Welcome to spring!
Using the Chinese seasonal calendar, we now find ourselves at the start of the new season. Each season correlates to one of the five elements — Water, Fire, Wood, Metal, or Earth. Dates and time frames include transition periods, which are represented by the Earth element, and in contrast to the Gregorian calendar most of us are used to, the Chinese “rural calendar” uses the Equinoxes and Solstices as marks of the midpoints of the seasons as opposed to the beginning dates.
Wood is the element of spring, time for new beginnings!
On February 26 we moved into the Wood time of year, which peaks at the Vernal Equinox on March 19 at 10:30PM Mountain Standard Time (MST). Wood is the element of the liver and gall bladder, the eyes, muscles, tendons, and ligaments. It corresponds to the positive aspects of excitement, growth, and productivity.
This spring call upon the element of wood to charge up your intentions with excitement, eagerness, and enthusiasm.
From now until the Equinox, be sure to give a boost of excitement to whatever it is you are intending for yourself. If you have a new project you are envisioning, a business or personal endeavor you are about to begin, or a new path of focus you would like to set forth, take time at least once a day to imagine it coming to fruition in the best possible way.
And get pumped about it!
Creating something new requires commitment to take each step to reach your goal. But this doesn’t have to mean forcing yourself into a stressful grind to hustle your way there.
Half the job of creating discipline comes from the act of remembering to do your work.
This week’s Qi Challenge is a simple practice of setting intentions. It only takes a few minutes and has profound effects.
The most important step of this challenge is to create a reminder. Write yourself a note and place it somewhere in which you will pay attention to it. Use your smart phone or computer to set a daily alarm labeled something like, “State your intention!” or “Declare what you want!” or better yet, write your intention directly into your alarm label or handwritten reminder.
Each day, at a time of the day at which you will be available to turn your attention inward for a few minutes, follow these steps for creating a welcoming place for your intentions to be nurtured.
Close your eyes and cover your lower dan tien with your hands, one on top of the other. The lower dan tien is the energy center located a couple inches below your navel, on the midline within your body. Move your awareness into your body. Look inside. Listen.

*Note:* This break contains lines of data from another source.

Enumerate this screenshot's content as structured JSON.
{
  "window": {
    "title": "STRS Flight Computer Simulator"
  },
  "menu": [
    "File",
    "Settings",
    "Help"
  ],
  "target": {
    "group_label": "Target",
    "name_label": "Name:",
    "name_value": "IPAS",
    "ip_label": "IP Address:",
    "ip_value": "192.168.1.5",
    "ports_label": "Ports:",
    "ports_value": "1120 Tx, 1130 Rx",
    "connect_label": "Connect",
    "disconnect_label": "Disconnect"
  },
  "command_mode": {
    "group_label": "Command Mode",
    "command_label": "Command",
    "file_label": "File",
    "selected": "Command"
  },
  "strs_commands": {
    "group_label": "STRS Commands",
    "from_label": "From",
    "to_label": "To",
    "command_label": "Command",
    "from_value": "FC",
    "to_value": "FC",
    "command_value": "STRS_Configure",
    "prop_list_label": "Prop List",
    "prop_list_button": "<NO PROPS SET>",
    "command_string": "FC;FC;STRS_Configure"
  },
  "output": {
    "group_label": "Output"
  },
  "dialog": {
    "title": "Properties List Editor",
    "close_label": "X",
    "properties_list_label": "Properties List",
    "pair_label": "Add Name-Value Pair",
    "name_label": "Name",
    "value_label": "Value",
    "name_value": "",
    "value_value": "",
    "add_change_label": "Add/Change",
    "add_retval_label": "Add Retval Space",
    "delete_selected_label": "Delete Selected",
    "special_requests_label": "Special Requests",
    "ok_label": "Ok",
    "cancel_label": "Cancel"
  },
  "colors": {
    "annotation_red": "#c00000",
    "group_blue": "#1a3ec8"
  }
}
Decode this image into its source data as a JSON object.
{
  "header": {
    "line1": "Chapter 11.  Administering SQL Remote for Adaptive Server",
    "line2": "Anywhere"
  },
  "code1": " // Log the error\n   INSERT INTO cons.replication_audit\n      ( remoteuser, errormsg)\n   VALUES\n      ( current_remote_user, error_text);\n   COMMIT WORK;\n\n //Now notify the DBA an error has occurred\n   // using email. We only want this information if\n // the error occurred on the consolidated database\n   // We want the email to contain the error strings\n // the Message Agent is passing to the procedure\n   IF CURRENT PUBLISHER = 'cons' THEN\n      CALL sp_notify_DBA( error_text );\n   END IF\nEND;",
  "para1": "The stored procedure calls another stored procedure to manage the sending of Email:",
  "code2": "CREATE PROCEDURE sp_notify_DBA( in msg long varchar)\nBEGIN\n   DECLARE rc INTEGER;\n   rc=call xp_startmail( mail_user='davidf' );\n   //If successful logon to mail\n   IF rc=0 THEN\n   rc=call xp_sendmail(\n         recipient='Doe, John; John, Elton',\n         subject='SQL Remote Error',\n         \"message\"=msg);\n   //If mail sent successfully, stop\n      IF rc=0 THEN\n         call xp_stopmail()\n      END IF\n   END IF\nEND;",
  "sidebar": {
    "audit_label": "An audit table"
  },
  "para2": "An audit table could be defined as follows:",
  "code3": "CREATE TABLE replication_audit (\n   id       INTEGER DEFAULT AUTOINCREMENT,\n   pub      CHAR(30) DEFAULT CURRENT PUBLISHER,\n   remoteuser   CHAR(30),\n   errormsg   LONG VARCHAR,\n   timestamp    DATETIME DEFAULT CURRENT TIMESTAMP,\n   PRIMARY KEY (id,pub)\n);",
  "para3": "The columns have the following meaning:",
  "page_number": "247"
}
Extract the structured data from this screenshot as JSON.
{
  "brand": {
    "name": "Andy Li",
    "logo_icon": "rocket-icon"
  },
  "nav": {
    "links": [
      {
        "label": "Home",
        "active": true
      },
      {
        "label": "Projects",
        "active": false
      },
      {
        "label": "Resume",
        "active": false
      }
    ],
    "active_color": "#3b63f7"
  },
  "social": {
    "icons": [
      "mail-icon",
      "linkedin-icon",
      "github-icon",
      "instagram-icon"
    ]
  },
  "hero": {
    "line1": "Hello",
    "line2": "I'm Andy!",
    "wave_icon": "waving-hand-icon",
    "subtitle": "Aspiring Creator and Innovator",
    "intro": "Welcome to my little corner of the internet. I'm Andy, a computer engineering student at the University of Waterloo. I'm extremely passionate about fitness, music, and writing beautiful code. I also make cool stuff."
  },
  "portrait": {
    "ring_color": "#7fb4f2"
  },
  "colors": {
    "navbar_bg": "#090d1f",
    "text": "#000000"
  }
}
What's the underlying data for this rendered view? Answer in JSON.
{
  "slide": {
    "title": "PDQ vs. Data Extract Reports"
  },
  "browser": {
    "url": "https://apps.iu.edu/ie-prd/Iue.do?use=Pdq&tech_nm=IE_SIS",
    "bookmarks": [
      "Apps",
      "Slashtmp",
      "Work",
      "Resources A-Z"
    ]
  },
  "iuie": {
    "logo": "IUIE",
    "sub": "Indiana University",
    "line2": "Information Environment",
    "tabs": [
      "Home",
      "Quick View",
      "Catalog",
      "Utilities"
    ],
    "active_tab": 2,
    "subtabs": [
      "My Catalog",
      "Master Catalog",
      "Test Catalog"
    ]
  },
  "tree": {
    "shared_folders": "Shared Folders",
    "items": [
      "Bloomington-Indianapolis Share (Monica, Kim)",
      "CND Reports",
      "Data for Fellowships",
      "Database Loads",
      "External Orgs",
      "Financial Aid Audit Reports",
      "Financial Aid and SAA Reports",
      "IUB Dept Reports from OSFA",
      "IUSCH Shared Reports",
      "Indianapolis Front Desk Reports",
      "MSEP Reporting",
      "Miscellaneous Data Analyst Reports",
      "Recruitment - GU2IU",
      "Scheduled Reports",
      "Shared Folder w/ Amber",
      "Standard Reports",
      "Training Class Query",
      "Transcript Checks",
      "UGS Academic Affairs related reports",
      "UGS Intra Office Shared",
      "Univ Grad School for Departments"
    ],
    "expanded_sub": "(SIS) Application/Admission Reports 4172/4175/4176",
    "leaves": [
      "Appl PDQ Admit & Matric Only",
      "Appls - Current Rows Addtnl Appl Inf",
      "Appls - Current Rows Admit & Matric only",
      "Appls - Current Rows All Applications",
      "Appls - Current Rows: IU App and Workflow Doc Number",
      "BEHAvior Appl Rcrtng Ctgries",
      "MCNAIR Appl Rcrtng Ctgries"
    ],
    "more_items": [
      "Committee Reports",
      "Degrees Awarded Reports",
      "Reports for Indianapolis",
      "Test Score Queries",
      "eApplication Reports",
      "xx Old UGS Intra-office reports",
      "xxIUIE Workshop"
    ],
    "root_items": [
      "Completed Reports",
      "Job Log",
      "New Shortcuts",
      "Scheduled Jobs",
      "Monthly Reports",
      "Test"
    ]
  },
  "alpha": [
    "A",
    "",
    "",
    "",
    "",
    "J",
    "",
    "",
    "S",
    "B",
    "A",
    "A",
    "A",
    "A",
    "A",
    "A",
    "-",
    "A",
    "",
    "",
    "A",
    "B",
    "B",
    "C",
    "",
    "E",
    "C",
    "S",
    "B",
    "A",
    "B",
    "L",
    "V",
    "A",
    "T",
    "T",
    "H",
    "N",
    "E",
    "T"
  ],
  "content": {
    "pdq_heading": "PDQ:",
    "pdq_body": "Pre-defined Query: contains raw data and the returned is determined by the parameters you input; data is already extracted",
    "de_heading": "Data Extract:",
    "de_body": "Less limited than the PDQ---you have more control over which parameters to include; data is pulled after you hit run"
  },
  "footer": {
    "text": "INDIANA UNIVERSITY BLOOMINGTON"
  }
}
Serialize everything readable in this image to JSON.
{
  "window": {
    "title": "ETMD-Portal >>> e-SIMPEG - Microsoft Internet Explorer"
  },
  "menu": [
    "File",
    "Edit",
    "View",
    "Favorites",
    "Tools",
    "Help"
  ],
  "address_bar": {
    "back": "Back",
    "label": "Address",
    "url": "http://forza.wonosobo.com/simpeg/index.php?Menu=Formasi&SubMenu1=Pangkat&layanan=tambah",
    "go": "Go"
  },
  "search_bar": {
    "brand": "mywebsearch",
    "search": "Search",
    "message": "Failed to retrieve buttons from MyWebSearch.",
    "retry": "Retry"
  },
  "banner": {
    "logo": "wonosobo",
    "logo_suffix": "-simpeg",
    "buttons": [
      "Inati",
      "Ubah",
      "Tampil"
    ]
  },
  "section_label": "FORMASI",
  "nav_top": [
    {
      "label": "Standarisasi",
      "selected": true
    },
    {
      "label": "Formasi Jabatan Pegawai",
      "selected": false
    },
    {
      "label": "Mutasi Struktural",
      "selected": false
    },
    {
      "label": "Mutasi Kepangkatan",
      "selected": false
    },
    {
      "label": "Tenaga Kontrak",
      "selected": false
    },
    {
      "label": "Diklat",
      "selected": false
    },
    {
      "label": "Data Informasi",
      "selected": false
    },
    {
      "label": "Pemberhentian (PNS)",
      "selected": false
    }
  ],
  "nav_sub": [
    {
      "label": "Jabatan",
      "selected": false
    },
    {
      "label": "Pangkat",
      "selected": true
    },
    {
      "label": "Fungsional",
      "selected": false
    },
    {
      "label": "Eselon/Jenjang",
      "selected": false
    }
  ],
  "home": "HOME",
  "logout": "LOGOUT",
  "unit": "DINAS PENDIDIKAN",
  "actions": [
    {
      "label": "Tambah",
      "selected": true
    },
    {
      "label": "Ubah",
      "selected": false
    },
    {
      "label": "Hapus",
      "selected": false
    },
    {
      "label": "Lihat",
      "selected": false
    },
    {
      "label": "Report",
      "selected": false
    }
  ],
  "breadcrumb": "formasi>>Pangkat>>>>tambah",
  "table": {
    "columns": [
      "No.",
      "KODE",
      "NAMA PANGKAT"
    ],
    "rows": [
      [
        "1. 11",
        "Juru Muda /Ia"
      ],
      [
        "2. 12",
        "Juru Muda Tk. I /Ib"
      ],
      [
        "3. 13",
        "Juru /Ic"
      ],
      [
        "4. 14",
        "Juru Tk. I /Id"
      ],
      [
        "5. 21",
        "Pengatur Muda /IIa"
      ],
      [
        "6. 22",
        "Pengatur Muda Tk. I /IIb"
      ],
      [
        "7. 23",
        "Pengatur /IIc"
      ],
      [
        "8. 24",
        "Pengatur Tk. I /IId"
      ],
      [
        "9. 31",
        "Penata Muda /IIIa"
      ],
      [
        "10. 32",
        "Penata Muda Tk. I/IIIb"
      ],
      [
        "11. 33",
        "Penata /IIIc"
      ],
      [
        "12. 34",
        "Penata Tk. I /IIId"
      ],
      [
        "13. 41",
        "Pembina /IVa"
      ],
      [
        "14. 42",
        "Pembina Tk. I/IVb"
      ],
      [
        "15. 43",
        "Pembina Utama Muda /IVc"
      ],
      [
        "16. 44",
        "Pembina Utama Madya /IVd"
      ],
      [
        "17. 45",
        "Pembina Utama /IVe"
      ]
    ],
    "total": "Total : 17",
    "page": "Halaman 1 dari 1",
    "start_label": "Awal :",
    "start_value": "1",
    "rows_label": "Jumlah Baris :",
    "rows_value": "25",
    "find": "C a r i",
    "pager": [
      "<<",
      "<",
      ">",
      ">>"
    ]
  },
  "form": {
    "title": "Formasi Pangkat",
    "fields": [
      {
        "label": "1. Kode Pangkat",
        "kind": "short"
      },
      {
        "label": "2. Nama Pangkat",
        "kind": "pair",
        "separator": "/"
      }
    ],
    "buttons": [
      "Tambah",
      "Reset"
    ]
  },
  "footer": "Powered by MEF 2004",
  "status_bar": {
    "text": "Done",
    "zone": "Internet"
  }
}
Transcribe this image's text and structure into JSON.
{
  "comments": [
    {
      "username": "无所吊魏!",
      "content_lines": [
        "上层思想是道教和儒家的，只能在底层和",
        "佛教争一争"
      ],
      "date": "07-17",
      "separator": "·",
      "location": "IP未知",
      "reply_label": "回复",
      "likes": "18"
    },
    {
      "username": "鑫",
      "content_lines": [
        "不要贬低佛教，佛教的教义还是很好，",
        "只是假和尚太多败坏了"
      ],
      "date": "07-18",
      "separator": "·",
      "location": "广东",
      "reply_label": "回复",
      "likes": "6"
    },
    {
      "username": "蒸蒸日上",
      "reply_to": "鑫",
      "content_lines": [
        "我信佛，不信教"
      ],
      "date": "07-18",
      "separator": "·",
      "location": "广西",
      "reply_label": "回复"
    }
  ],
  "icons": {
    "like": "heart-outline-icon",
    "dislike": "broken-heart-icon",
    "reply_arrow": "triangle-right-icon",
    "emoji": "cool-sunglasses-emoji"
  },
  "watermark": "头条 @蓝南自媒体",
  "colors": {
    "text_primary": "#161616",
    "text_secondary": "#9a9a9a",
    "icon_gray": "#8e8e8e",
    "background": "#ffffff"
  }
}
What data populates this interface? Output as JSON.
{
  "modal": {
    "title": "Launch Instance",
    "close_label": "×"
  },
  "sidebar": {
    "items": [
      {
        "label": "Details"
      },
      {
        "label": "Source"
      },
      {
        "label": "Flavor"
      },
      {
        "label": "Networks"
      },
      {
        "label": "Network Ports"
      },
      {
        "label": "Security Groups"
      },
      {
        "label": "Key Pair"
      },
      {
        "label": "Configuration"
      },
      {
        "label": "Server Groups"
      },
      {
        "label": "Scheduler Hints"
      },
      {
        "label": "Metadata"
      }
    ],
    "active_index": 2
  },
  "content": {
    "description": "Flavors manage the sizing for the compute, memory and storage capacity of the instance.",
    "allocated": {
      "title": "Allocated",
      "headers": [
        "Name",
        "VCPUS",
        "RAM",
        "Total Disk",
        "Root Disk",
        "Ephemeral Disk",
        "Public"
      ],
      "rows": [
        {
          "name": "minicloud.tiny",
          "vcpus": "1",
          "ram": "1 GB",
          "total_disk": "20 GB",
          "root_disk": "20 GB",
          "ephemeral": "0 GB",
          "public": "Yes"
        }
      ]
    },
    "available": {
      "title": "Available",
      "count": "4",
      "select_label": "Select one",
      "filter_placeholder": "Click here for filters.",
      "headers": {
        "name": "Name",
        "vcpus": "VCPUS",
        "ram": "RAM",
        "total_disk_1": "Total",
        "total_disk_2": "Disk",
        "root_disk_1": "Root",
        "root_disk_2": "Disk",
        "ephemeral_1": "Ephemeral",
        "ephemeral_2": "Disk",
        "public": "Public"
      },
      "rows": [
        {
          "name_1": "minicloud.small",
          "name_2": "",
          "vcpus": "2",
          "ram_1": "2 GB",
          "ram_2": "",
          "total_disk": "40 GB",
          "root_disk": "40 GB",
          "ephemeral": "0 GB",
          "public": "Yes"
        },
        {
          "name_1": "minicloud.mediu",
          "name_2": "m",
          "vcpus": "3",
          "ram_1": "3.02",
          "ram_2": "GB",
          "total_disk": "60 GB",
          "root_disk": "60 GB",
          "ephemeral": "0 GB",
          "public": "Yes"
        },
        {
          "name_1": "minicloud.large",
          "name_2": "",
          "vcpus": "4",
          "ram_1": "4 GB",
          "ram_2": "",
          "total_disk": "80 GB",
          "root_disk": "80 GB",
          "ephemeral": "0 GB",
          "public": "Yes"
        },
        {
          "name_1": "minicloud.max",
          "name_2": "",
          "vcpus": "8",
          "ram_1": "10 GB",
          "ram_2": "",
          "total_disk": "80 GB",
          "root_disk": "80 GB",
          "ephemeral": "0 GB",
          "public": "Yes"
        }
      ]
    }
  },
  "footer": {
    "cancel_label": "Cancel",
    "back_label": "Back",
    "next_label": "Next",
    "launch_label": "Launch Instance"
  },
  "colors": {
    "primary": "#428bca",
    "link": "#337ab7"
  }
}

Then, choose your personal resolve for the next two weeks. What do you want to start? How do you want to feel? Where would you like to see your passion take you? What fresh start would make you feel inspired and joyful?
Examples may be, “I will make healthy decisions about what I eat and drink,” “I will find peace and rejuvenation in my tai chi practice,” or, “I am open to receiving inspiration toward learning what it is I truly want.”
State your personal resolve three times, mentally, or out loud. Take a moment to imagine what your life would feel like having attained your objective. Then feel a sense of excitement, as though you have reached your goal already. Feel the excitement fill you up and then follow it up with gratitude.
When you’re ready, open your eyes, release your focus, and take that inspired feeling into the rest of your day!